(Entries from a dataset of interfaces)
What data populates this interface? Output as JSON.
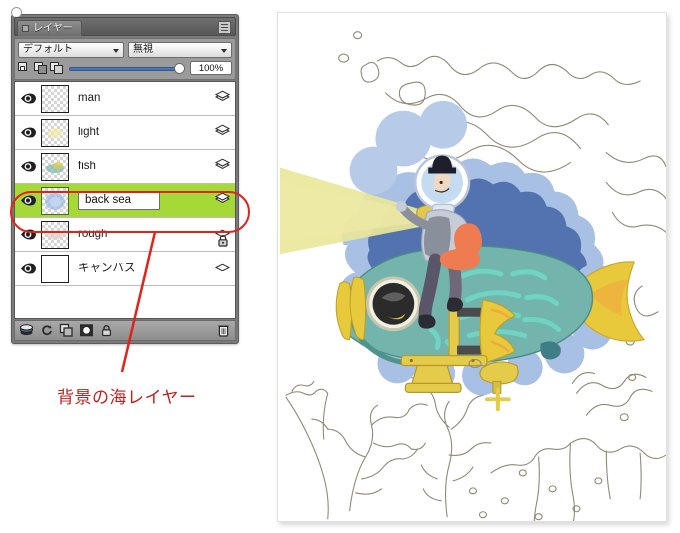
{
  "window": {
    "tab_label": "レイヤー",
    "tab_icon": "square-icon",
    "menu_icon": "panel-menu-icon"
  },
  "controls": {
    "blend_mode": "デフォルト",
    "alpha_mode": "無視",
    "opacity_value": "100%",
    "opacity_percent": 100,
    "lock_icons": [
      "lock-alpha-icon",
      "lock-pixels-icon",
      "lock-position-icon"
    ]
  },
  "layers": [
    {
      "name": "man",
      "visible": true,
      "locked": false,
      "selected": false,
      "editing": false,
      "thumb": "transparent"
    },
    {
      "name": "light",
      "visible": true,
      "locked": false,
      "selected": false,
      "editing": false,
      "thumb": "transparent"
    },
    {
      "name": "fish",
      "visible": true,
      "locked": false,
      "selected": false,
      "editing": false,
      "thumb": "transparent"
    },
    {
      "name": "back sea",
      "visible": true,
      "locked": false,
      "selected": true,
      "editing": true,
      "thumb": "transparent"
    },
    {
      "name": "rough",
      "visible": true,
      "locked": true,
      "selected": false,
      "editing": false,
      "thumb": "transparent"
    },
    {
      "name": "キャンバス",
      "visible": true,
      "locked": false,
      "selected": false,
      "editing": false,
      "thumb": "blank"
    }
  ],
  "toolbar": {
    "buttons": [
      "new-layer-icon",
      "merge-down-icon",
      "duplicate-layer-icon",
      "layer-mask-icon",
      "lock-layer-icon"
    ],
    "delete_button": "trash-icon"
  },
  "annotation": {
    "text": "背景の海レイヤー",
    "color": "#c2211c",
    "highlight_target": "back sea"
  },
  "colors": {
    "selection_green": "#a5d938",
    "annotation_red": "#e2231a",
    "panel_gray": "#9b9b9b",
    "sea_dark_blue": "#5273b0",
    "sea_light_blue": "#a8c0e4",
    "fish_teal": "#73b5ad",
    "fish_yellow": "#e8c93c",
    "light_beam": "#e9e79a",
    "lineart": "#8d8a77"
  },
  "canvas": {
    "title": "mechanical-fish-illustration"
  }
}
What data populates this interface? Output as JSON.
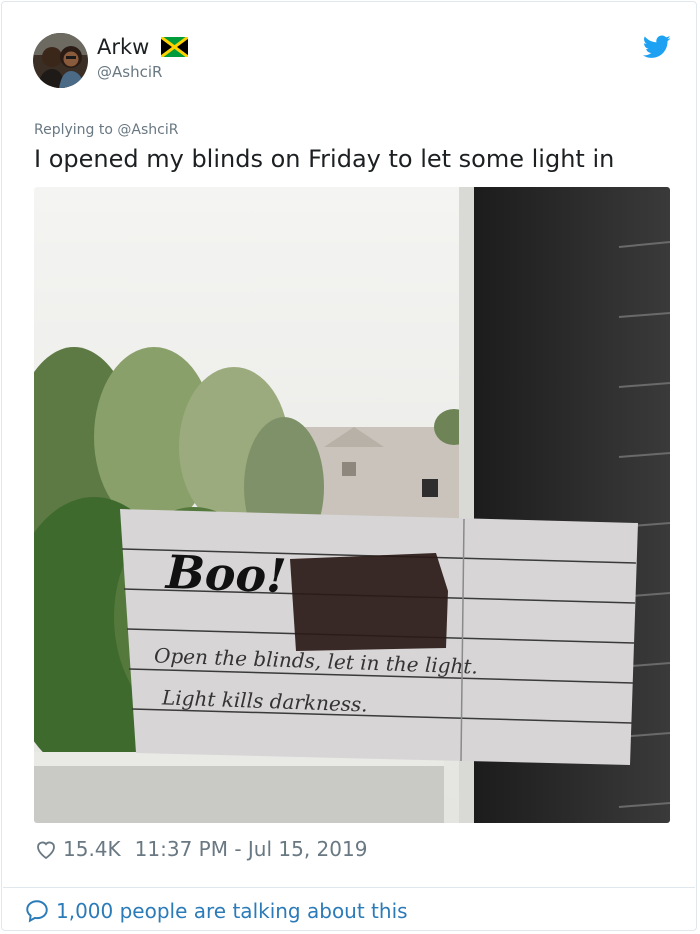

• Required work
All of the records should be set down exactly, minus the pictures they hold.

• Answer to the exercise
What data populates this interface? Output as JSON.
{
  "window": {
    "tab_label": "レイヤー",
    "tab_icon": "square-icon",
    "menu_icon": "panel-menu-icon"
  },
  "controls": {
    "blend_mode": "デフォルト",
    "alpha_mode": "無視",
    "opacity_value": "100%",
    "opacity_percent": 100,
    "lock_icons": [
      "lock-alpha-icon",
      "lock-pixels-icon",
      "lock-position-icon"
    ]
  },
  "layers": [
    {
      "name": "man",
      "visible": true,
      "locked": false,
      "selected": false,
      "editing": false,
      "thumb": "transparent"
    },
    {
      "name": "light",
      "visible": true,
      "locked": false,
      "selected": false,
      "editing": false,
      "thumb": "transparent"
    },
    {
      "name": "fish",
      "visible": true,
      "locked": false,
      "selected": false,
      "editing": false,
      "thumb": "transparent"
    },
    {
      "name": "back sea",
      "visible": true,
      "locked": false,
      "selected": true,
      "editing": true,
      "thumb": "transparent"
    },
    {
      "name": "rough",
      "visible": true,
      "locked": true,
      "selected": false,
      "editing": false,
      "thumb": "transparent"
    },
    {
      "name": "キャンバス",
      "visible": true,
      "locked": false,
      "selected": false,
      "editing": false,
      "thumb": "blank"
    }
  ],
  "toolbar": {
    "buttons": [
      "new-layer-icon",
      "merge-down-icon",
      "duplicate-layer-icon",
      "layer-mask-icon",
      "lock-layer-icon"
    ],
    "delete_button": "trash-icon"
  },
  "annotation": {
    "text": "背景の海レイヤー",
    "color": "#c2211c",
    "highlight_target": "back sea"
  },
  "colors": {
    "selection_green": "#a5d938",
    "annotation_red": "#e2231a",
    "panel_gray": "#9b9b9b",
    "sea_dark_blue": "#5273b0",
    "sea_light_blue": "#a8c0e4",
    "fish_teal": "#73b5ad",
    "fish_yellow": "#e8c93c",
    "light_beam": "#e9e79a",
    "lineart": "#8d8a77"
  },
  "canvas": {
    "title": "mechanical-fish-illustration"
  }
}
What data populates this interface? Output as JSON.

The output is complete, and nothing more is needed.